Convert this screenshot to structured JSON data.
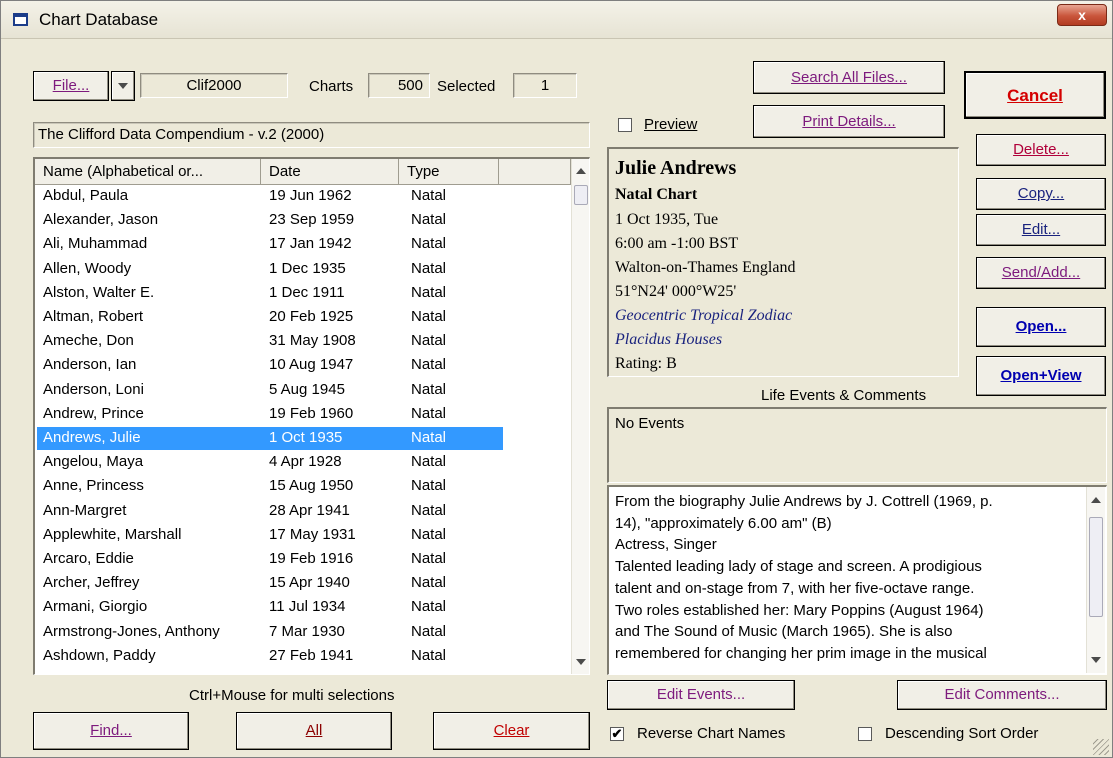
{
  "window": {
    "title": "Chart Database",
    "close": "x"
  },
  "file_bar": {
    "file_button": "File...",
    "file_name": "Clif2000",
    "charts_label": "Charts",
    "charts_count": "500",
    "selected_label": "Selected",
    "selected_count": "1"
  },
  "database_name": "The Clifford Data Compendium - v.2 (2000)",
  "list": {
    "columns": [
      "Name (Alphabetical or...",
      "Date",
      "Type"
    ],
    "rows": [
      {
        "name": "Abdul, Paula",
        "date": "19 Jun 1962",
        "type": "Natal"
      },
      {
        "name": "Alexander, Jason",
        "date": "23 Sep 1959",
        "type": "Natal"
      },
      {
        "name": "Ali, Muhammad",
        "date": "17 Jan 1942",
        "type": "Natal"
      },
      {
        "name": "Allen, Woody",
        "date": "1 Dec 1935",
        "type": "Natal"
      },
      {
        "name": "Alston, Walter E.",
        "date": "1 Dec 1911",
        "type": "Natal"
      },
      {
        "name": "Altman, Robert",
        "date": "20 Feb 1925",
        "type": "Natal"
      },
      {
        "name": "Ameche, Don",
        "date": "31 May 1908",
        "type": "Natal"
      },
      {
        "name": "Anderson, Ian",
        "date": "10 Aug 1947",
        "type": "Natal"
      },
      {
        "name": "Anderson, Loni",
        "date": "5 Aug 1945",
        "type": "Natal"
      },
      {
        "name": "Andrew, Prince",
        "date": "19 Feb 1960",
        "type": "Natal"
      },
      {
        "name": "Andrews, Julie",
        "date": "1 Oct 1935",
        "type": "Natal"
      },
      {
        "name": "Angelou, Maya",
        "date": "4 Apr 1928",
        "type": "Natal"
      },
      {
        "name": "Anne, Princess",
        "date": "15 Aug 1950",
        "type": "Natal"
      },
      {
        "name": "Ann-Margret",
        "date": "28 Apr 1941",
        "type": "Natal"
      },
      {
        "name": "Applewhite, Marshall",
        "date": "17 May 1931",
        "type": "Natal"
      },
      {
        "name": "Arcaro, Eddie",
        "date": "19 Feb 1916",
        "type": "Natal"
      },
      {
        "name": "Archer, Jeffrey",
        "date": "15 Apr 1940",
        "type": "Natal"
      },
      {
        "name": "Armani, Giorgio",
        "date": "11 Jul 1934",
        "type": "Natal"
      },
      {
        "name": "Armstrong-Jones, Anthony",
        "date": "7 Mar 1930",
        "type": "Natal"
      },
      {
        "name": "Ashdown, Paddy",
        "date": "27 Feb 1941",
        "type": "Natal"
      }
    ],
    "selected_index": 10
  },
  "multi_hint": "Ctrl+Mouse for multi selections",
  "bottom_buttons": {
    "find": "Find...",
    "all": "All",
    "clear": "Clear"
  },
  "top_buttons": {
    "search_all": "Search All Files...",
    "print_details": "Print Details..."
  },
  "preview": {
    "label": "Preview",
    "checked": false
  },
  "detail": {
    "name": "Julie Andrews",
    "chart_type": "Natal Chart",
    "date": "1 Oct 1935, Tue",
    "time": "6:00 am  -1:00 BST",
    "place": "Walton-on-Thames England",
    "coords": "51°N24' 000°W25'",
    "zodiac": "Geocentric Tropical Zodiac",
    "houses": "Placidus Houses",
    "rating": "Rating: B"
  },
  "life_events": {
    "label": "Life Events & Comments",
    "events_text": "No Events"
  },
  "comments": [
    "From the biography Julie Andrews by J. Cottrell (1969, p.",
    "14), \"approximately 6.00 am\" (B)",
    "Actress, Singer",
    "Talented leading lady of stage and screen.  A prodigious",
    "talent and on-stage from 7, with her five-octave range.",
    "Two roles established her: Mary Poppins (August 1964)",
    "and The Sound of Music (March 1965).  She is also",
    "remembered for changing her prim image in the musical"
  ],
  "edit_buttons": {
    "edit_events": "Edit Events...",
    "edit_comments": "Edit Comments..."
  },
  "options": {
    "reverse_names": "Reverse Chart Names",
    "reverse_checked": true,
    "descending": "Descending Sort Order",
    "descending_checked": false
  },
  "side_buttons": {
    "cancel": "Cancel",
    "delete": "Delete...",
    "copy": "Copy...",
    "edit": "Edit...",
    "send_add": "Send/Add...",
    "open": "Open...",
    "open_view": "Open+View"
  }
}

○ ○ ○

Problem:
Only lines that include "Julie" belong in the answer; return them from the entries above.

Written solution:
        "name": "Andrews, Julie",
    "name": "Julie Andrews",
    "From the biography Julie Andrews by J. Cottrell (1969, p.",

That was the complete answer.